▶ [Items from an interface collection]:
----------------------------------------

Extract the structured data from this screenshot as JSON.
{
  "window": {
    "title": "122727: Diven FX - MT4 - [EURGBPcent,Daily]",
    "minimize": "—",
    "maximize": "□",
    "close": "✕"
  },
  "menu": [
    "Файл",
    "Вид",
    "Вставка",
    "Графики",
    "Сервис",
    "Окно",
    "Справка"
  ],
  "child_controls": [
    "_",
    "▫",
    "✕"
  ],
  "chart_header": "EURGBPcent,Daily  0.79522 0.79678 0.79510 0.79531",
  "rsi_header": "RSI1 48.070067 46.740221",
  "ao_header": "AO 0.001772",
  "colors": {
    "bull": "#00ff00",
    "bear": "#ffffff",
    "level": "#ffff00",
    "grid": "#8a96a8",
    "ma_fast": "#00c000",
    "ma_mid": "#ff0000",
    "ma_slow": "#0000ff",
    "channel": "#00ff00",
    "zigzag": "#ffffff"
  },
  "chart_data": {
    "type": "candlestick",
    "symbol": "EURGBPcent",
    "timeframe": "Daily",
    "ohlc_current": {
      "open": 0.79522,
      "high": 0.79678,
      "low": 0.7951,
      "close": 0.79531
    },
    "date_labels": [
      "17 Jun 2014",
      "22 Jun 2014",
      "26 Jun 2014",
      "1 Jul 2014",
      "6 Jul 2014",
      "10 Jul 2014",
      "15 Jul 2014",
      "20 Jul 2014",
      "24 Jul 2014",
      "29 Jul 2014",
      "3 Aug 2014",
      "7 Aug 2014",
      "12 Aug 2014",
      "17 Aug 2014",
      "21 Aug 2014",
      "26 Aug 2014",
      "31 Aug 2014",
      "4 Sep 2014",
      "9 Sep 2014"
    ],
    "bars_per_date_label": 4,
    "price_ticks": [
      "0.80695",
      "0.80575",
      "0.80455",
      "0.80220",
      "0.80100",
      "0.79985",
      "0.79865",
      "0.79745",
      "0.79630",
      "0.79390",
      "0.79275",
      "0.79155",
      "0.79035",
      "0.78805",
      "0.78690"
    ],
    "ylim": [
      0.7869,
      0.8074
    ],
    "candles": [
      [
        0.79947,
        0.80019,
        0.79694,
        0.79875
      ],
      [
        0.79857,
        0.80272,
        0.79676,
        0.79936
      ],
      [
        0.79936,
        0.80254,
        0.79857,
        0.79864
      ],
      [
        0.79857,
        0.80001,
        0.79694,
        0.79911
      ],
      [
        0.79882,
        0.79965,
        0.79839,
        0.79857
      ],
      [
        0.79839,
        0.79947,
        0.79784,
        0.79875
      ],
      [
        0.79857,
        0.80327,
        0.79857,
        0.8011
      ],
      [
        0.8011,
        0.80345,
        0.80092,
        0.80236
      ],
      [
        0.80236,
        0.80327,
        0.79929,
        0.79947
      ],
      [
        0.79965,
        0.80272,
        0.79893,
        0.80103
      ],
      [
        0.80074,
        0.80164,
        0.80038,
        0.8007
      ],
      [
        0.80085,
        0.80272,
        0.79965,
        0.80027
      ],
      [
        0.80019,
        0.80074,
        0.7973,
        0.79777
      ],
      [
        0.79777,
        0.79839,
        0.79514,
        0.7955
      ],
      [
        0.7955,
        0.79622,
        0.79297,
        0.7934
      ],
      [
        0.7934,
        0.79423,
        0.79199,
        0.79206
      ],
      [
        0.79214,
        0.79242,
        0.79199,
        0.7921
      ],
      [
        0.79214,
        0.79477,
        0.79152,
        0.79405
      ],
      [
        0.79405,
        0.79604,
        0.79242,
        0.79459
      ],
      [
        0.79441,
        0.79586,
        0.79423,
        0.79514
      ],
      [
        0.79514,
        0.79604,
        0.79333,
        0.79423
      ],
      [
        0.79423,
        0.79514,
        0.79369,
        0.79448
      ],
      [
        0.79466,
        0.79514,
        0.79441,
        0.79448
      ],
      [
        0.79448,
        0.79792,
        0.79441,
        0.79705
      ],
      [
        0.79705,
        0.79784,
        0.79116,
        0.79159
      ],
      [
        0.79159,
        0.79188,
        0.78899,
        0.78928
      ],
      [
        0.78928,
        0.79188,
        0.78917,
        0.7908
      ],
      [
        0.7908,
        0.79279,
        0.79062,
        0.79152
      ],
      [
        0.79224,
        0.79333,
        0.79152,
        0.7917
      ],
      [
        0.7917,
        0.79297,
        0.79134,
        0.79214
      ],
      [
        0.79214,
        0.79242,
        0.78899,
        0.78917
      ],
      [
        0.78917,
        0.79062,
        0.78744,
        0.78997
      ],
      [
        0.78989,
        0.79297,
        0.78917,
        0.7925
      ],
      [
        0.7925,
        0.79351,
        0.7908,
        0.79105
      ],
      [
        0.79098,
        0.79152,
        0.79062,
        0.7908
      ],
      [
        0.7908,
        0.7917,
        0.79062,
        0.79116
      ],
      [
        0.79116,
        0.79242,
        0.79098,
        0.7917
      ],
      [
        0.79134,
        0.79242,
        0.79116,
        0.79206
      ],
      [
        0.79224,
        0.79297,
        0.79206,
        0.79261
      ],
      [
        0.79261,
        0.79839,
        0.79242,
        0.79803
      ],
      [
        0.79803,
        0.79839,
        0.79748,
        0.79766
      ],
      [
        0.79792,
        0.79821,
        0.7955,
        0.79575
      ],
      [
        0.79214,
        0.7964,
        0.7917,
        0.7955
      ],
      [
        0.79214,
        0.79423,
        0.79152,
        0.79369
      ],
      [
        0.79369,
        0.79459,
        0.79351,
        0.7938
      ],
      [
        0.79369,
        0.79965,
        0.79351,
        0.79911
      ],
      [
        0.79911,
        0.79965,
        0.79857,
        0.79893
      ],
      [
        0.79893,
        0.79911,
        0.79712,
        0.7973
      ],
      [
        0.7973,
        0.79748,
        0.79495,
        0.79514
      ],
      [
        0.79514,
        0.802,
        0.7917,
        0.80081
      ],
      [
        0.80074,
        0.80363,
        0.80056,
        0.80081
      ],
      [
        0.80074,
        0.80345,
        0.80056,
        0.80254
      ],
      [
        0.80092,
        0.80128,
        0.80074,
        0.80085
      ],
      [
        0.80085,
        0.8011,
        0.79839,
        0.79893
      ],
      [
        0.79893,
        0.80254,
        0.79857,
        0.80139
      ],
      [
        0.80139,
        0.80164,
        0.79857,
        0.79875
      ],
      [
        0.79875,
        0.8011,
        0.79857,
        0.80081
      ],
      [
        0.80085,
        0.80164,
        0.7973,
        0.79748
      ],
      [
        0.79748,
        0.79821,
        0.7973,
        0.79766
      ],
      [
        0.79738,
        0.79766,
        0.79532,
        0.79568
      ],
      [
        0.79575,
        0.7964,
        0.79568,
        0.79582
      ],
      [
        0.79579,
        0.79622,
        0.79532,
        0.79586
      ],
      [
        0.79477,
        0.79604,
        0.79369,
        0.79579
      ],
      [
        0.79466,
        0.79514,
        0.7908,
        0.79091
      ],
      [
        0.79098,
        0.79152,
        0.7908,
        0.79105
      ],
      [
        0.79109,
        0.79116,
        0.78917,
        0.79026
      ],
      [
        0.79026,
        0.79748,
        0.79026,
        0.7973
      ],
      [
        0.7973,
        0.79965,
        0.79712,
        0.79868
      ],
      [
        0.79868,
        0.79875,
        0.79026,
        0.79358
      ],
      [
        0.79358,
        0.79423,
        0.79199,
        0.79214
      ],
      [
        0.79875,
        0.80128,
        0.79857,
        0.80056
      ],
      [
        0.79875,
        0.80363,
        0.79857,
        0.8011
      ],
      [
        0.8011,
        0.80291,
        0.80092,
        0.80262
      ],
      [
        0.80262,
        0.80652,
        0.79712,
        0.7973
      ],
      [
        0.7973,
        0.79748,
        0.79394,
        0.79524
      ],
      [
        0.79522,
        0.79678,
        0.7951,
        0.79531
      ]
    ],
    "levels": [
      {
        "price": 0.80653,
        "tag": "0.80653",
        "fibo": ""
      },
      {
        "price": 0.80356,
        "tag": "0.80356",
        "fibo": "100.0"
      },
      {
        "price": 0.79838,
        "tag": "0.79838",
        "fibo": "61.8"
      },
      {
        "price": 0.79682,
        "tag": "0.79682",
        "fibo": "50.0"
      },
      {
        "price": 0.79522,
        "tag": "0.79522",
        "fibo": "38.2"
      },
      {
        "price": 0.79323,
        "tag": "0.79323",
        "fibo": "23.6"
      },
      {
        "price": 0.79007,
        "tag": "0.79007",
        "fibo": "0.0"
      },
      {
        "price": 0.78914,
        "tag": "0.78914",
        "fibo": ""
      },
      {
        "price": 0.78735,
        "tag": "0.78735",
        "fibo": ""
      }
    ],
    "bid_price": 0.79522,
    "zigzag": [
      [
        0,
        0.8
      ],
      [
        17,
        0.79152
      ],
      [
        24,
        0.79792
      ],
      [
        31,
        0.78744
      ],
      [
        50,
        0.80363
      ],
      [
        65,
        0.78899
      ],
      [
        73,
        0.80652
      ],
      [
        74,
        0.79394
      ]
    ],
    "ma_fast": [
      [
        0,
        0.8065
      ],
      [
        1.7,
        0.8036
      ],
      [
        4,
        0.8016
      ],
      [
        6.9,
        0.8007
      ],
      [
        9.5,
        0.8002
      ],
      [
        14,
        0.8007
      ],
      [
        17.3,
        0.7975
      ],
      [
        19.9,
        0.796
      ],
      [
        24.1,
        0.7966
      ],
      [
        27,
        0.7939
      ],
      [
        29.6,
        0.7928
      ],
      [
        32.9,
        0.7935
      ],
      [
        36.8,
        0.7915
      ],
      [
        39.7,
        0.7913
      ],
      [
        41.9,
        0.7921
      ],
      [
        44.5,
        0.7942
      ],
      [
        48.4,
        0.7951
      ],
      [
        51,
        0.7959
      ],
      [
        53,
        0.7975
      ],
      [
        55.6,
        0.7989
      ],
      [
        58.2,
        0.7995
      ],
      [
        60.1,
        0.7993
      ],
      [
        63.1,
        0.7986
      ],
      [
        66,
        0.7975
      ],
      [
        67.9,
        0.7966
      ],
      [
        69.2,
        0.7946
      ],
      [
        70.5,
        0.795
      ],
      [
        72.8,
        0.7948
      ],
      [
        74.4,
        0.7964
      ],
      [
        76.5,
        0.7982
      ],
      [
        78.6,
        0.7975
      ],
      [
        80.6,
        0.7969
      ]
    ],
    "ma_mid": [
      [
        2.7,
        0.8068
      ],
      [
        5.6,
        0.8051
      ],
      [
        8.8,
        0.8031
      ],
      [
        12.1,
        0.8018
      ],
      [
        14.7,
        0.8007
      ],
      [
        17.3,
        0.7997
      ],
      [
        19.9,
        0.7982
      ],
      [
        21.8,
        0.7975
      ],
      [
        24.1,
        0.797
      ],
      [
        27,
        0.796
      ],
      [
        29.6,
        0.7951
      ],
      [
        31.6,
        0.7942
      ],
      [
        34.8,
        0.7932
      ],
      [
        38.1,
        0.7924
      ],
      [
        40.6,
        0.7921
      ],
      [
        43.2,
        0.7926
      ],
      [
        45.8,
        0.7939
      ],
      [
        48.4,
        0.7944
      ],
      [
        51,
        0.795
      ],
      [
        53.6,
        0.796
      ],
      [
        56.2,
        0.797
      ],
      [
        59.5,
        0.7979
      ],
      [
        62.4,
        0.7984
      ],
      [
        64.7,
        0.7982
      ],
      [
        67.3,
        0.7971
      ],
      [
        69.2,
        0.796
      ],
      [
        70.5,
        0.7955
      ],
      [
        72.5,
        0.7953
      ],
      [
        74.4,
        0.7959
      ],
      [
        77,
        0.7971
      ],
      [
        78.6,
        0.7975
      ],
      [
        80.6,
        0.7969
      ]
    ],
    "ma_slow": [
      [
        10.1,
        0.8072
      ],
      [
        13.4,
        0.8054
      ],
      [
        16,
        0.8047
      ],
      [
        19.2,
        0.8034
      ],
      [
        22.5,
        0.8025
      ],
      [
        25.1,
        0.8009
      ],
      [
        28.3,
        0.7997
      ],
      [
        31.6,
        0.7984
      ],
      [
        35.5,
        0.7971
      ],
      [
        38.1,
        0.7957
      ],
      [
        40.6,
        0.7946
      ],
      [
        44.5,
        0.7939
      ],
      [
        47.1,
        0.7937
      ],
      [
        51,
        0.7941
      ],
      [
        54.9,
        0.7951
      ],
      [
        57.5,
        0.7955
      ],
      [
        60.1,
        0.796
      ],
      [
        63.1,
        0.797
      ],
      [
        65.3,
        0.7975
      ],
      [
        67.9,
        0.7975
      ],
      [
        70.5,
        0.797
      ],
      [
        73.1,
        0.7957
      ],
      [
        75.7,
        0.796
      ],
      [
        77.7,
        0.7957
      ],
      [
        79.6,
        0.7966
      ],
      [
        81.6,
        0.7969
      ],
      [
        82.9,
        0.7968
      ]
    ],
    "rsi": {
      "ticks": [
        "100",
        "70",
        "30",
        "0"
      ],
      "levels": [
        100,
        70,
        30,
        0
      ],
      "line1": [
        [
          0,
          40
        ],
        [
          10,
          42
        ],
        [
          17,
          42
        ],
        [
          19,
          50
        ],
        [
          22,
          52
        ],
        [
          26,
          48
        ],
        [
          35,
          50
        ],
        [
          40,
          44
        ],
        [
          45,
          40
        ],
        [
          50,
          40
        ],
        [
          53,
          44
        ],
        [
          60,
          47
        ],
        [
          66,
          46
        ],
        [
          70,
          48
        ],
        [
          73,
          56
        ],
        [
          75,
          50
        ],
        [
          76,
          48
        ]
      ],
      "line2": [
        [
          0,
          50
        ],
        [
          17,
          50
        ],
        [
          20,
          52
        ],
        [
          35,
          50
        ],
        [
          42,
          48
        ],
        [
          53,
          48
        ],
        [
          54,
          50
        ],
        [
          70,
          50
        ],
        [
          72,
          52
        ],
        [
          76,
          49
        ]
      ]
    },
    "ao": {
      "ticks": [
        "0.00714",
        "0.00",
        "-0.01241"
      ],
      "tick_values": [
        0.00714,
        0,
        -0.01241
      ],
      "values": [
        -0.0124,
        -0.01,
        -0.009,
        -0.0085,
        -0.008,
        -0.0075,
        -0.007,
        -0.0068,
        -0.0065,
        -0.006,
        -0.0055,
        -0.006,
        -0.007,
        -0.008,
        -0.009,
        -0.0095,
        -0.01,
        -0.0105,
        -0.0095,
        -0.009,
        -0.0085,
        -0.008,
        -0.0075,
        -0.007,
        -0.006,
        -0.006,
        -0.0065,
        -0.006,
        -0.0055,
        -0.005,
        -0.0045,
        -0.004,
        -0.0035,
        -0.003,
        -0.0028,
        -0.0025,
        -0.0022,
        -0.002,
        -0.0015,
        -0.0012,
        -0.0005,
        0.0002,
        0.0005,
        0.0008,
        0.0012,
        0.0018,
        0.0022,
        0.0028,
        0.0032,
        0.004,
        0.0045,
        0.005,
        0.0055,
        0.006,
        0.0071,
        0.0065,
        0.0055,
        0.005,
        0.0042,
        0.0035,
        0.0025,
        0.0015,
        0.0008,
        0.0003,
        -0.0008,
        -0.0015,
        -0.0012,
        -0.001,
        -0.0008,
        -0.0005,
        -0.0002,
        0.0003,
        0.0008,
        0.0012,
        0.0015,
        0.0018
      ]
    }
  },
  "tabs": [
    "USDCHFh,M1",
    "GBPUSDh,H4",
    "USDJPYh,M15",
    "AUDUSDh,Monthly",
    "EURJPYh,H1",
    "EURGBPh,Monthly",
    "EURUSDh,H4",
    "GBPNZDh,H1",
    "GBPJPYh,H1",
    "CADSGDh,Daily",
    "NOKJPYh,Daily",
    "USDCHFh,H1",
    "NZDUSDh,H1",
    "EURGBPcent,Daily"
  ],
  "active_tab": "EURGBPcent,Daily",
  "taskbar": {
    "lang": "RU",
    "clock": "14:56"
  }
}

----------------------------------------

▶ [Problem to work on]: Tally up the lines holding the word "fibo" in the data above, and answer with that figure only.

▶ [Response box]: 9